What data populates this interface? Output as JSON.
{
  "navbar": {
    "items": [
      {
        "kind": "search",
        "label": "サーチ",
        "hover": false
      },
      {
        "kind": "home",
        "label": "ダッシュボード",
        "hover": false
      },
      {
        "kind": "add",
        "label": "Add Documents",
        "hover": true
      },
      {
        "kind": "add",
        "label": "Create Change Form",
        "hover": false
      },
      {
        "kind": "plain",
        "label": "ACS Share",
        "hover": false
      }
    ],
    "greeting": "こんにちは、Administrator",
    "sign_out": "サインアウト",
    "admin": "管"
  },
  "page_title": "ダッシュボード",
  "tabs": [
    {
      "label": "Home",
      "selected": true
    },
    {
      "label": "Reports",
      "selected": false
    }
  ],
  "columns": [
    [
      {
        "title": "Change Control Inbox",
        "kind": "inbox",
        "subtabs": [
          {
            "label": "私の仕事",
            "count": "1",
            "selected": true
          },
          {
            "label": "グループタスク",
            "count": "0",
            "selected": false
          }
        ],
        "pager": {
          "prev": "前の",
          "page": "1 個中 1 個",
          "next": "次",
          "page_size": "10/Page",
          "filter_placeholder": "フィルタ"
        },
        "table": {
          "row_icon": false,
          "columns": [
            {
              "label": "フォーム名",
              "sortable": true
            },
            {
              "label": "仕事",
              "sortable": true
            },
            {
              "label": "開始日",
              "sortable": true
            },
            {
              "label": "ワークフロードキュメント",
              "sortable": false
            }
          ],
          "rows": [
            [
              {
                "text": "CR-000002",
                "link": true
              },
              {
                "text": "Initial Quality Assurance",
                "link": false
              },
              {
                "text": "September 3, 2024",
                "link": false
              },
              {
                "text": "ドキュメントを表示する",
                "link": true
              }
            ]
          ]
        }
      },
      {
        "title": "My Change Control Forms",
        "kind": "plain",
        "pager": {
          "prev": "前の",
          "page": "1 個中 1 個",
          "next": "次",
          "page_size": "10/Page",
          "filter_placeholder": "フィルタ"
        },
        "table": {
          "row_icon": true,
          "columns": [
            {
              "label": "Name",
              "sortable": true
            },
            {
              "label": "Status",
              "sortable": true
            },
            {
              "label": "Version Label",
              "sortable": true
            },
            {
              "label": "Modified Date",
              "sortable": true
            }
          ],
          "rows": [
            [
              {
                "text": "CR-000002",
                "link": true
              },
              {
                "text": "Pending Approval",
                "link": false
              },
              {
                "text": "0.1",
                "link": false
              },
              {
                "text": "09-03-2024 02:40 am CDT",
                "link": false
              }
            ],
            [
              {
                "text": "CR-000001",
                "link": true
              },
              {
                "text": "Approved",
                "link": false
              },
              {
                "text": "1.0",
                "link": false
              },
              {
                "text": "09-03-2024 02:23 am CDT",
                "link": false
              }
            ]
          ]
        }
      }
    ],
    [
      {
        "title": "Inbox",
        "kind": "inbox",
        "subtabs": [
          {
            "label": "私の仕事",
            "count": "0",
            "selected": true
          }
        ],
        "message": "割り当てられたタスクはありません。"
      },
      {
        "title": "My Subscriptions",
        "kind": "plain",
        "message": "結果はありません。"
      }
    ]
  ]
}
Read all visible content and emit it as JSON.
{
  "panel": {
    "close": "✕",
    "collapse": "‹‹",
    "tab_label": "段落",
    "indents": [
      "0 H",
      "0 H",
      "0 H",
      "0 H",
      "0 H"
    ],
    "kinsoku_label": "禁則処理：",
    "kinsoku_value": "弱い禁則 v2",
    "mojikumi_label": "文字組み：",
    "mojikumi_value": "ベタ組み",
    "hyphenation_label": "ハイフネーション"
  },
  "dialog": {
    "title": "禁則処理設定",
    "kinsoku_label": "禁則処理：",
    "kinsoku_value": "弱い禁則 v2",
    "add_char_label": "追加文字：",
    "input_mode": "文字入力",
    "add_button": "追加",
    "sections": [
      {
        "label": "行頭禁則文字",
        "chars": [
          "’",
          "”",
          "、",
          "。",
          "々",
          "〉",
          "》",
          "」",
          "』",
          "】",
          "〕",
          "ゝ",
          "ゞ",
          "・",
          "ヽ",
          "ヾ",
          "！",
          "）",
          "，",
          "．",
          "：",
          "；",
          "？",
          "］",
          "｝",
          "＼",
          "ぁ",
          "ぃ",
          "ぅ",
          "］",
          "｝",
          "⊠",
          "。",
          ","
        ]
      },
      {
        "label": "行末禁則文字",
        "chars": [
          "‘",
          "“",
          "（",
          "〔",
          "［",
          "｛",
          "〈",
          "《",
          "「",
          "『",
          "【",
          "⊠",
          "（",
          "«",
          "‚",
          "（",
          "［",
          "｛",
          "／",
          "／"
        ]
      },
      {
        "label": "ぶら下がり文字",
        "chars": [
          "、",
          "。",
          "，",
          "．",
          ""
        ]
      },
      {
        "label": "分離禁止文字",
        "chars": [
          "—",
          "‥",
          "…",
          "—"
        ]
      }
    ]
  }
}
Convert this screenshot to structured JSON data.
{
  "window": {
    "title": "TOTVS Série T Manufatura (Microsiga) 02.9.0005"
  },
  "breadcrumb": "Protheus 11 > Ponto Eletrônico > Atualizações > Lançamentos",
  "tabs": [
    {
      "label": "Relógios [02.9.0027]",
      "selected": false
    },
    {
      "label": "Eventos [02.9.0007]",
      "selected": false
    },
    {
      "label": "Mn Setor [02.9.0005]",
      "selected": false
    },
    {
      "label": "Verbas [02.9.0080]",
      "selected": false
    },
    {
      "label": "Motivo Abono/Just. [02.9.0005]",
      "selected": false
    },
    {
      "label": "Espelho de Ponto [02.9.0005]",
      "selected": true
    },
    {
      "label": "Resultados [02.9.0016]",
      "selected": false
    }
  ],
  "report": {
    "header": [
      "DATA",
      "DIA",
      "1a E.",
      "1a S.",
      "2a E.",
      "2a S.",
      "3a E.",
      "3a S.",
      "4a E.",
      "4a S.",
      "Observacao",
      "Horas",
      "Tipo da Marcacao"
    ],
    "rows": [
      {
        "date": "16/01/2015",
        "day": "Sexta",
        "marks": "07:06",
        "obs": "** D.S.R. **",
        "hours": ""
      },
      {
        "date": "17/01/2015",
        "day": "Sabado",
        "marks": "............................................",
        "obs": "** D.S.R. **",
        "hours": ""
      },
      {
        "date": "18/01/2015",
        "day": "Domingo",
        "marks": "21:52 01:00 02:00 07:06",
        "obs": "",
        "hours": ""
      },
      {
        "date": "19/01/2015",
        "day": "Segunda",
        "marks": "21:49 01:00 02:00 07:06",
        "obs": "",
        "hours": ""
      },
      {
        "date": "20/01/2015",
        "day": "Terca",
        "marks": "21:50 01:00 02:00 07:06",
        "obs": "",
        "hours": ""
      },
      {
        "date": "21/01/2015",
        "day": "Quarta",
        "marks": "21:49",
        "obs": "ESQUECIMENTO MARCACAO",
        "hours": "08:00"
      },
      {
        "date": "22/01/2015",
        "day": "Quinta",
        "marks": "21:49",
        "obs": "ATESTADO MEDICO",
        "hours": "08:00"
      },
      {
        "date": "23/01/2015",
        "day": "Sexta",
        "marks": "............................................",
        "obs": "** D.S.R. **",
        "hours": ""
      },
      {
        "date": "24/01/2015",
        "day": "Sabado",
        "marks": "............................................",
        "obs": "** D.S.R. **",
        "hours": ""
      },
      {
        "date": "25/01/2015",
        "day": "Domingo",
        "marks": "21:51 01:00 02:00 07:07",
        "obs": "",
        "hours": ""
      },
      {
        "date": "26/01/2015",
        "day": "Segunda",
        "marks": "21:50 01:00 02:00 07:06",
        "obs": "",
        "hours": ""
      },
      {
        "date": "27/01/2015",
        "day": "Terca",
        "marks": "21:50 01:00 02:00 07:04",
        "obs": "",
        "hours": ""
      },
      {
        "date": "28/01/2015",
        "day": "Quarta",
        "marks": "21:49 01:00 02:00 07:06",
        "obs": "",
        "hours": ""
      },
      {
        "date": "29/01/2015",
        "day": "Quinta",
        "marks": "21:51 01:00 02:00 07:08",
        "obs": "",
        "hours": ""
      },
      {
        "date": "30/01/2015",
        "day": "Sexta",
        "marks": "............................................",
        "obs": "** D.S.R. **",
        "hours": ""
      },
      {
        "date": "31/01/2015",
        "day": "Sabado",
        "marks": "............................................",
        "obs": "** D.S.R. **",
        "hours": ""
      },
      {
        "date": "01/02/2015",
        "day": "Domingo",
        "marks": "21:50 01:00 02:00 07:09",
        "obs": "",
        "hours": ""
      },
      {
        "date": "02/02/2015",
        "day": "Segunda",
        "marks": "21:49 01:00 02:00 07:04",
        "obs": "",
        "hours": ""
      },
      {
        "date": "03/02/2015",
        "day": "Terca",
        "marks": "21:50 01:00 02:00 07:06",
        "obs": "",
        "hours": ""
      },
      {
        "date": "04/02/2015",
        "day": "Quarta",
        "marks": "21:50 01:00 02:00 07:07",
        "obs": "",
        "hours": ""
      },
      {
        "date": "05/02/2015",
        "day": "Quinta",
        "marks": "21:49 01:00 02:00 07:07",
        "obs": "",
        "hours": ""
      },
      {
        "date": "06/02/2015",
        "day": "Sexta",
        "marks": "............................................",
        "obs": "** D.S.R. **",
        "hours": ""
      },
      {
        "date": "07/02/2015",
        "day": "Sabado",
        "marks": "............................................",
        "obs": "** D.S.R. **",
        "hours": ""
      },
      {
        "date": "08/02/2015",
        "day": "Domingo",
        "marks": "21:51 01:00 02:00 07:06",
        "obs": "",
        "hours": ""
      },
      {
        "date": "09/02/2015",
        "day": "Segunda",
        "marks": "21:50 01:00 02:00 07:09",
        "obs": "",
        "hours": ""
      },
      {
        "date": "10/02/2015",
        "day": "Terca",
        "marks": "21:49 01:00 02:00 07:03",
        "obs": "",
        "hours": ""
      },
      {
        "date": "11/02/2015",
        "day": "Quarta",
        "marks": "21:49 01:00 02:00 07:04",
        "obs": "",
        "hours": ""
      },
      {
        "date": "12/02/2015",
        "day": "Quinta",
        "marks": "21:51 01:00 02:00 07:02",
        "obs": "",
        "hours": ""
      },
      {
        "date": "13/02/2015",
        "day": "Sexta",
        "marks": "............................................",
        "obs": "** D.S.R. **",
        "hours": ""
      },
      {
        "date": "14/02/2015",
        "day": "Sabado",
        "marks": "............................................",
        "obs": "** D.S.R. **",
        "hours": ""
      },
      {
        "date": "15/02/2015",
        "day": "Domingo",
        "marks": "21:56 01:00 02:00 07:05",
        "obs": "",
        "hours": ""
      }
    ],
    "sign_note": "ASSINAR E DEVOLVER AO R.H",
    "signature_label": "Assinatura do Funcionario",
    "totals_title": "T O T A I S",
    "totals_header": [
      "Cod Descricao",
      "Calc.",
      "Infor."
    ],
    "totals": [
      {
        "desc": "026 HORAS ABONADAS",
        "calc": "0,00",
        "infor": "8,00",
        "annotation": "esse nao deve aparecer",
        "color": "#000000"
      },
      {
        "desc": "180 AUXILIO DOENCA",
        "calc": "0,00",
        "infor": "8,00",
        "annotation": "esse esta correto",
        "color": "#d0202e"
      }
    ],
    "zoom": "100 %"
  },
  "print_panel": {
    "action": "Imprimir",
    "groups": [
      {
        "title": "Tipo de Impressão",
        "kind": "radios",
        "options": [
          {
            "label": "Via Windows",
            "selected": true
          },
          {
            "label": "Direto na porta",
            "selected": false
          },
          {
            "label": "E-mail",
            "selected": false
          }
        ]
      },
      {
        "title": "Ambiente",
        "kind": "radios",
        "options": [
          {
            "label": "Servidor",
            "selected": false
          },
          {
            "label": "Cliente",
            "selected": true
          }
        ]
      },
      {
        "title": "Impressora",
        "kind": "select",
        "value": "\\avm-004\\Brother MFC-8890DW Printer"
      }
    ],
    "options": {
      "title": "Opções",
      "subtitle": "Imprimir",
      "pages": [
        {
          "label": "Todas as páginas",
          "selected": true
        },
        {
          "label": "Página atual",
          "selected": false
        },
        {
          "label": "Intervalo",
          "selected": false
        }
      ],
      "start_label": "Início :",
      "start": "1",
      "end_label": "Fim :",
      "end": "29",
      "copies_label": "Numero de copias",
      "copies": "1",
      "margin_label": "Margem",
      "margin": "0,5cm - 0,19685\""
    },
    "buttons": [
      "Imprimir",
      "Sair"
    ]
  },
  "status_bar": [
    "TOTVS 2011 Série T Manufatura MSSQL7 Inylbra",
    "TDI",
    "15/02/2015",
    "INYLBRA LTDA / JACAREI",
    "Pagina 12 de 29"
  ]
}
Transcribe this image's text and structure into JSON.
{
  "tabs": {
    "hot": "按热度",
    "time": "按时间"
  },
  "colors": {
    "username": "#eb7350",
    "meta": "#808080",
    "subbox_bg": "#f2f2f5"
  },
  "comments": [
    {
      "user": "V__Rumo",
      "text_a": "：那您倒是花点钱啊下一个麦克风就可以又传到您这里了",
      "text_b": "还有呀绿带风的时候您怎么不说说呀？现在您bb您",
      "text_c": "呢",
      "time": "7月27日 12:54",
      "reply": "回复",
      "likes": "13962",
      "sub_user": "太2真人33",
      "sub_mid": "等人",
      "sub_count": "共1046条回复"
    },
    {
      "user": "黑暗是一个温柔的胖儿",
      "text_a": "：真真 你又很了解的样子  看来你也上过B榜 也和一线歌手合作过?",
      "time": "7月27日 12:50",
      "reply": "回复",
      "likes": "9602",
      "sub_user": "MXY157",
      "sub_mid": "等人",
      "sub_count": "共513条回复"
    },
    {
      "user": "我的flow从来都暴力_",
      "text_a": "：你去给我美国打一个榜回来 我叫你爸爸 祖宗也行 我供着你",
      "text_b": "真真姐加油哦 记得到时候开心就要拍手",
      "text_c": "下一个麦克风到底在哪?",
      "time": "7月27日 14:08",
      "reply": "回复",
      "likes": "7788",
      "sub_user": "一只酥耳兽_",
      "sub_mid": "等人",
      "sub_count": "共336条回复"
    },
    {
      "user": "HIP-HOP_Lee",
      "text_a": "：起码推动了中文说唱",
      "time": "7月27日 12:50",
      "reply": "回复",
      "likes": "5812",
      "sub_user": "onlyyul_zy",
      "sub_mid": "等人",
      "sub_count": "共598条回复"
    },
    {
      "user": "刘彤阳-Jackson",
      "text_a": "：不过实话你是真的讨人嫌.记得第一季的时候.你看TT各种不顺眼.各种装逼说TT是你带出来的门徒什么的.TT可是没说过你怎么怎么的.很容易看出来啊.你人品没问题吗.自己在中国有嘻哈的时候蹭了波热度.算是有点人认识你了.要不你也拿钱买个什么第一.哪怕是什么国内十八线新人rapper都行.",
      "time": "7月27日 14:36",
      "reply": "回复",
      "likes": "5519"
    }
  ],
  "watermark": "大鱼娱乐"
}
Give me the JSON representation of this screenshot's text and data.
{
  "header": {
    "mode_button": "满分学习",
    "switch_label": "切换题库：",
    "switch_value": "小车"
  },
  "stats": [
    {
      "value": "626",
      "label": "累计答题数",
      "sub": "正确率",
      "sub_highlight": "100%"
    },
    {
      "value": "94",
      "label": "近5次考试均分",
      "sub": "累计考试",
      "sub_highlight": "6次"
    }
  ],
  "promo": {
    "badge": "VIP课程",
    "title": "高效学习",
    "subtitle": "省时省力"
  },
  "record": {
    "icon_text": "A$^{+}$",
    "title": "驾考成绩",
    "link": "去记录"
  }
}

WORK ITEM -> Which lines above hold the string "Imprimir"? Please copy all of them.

SOLUTION FOR THIS TASK ->
    "action": "Imprimir",
      "subtitle": "Imprimir",
      "Imprimir",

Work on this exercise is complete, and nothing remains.